At just a couple of centimeters long, the future of medical technology is the size of a grain of rice.

Researchers in the endoscopic department of Olympus Optical Co., based in the west Tokyo suburb of Hachioji, are developing a tiny capsule of glass and plastic that will be directed through the arteries and organs of the human body looking for signs of disease and transmitting images to doctors.

The “smart” capsule, which a patient only has to swallow, will even be able to perform small-scale surgical procedures when it comes across a trouble spot, operating with a microscopic scalpel and guided by doctors through a remote-controlled camera in its nose.

It will also be able to deliver small doses of drugs and collect tissue samples with a scoop arm that extends and retracts from the body of the instrument.

“By using a capsule that is able to travel by itself to the affected part of the body, it will be possible to diagnose, treat and cure illnesses faster and more efficiently,” said Hitoshi Mizuno, group manager of the company’s gastrointestinal products division.

“This method of treatment would minimize pain for the patient,” Mizuno said. “But our work is still in the development stage.” He was unable to say when the endoscope of the future will be available to physicians.

A joint British-Israeli team recently announced that clinical trials of a similar “gut-cam” have begun at the Royal London Hospital, but the vehicle cannot be guided and travels through the intestines uncontrolled.

Work to miniaturize each of the elements that will be needed for the Olympus capsule to work — including the tiny camera, lights to illuminate the target area and its propulsion system — is continuing, Mizuno said.

At present, Olympus controls 70 percent of the world endoscope market.

It is anticipated that the new micro-medical device will drastically reduce the need for invasive surgery and leave behind no signs of its passage.

Advances in the miniaturization of both the camera and the capsule’s medical implements will mean that in the future, some versions will be sufficiently tiny to cruise through the bloodstream.

Fulfilling that dream, however, is some ways off yet, Mizuno emphasized.

At present, the insertion of a traditional endoscope measuring a couple of centimeters in diameter requires that the patient be anesthetized, making the procedure more unpleasant.

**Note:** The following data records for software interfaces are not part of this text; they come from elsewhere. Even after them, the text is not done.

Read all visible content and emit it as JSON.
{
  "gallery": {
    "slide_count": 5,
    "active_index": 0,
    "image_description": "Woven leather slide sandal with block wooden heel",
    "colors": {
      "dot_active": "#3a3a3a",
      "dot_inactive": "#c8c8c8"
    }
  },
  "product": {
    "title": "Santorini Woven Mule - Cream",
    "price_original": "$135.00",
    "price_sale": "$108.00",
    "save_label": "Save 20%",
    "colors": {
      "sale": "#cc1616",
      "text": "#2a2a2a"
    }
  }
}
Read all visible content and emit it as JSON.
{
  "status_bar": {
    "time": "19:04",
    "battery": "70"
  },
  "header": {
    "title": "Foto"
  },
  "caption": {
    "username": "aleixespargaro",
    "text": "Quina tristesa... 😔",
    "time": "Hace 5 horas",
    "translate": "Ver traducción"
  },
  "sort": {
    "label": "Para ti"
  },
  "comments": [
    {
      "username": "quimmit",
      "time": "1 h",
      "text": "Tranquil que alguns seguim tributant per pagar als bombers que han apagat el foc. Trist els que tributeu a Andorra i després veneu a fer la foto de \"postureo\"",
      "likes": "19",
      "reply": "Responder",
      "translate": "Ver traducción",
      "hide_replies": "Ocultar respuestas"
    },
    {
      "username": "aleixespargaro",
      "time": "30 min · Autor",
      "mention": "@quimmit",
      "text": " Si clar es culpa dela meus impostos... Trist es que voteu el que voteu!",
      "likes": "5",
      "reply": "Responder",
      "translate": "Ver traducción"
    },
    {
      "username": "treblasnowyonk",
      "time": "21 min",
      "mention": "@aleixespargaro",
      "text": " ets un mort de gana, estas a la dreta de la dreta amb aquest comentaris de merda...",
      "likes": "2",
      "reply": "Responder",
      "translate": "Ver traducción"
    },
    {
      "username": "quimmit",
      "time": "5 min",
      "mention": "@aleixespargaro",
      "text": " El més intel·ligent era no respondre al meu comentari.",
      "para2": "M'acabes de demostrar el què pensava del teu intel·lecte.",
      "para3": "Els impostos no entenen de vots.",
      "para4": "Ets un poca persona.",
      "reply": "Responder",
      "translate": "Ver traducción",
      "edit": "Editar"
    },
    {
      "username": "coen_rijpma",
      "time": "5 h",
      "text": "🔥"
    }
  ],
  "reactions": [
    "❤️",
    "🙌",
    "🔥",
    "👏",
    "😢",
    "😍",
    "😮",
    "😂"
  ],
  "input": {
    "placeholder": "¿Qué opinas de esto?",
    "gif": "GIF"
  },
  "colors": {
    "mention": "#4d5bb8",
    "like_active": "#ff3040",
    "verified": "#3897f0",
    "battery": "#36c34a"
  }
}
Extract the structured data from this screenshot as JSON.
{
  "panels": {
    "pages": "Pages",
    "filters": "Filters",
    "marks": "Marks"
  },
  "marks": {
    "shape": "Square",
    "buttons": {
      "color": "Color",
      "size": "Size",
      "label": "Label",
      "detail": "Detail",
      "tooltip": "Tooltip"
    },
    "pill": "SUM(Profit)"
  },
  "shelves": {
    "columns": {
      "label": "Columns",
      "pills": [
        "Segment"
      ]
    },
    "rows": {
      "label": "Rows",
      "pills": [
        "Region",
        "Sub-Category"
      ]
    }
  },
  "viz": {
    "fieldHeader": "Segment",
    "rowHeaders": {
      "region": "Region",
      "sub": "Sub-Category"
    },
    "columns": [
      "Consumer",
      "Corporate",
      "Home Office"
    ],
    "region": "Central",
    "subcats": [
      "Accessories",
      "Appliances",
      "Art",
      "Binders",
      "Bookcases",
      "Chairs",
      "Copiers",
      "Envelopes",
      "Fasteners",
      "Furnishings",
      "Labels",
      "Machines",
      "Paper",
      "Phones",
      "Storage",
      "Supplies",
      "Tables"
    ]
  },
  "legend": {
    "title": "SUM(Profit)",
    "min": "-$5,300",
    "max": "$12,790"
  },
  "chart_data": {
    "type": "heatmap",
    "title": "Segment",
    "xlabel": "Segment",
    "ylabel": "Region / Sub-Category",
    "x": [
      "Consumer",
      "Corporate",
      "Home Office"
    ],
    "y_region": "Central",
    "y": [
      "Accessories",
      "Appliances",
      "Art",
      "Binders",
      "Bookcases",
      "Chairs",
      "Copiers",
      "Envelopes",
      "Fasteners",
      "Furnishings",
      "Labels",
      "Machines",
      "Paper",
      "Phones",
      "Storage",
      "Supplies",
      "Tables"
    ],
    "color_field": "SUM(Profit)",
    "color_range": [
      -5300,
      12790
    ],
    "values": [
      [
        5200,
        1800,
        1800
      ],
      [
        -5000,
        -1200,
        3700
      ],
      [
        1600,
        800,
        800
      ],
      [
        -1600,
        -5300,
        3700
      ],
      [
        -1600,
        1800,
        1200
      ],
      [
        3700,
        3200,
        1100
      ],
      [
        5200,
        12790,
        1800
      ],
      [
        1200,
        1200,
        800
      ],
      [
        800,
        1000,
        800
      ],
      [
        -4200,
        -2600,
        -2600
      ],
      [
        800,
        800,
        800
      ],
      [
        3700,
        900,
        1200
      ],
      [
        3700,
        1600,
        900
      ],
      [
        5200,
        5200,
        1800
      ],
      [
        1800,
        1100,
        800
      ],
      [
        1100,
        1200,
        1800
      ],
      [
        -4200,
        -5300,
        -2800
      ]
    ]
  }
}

Olympus hopes to circumvent this problem by reducing the tube that links the inserted lens to the outside — providing power, air and enabling the lens to be directed — to a strand of fiber-optic wire.

The remote-controlled capsule beaming pictures outside the body would be the natural progression from this product.

“Our first aim is to make the capsule small enough to navigate the gastrointestinal tract, the stomach and the esophagus,” Mizuno said. “But in the future, we hope to be able to insert it into a smaller opening, such as the pancreatic duct or bile duct.”

Other probes will be designed to enter the organs of the body, including the pancreas, bladder and liver.

Olympus is also working on a range of other advanced endoscopic equipment, using lasers and cutting-edge micro-machine technology, but the aim is the same.

“We want to integrate various functions into our endoscopes, which will lead to advanced diagnosis and therapy,” Mizuno said.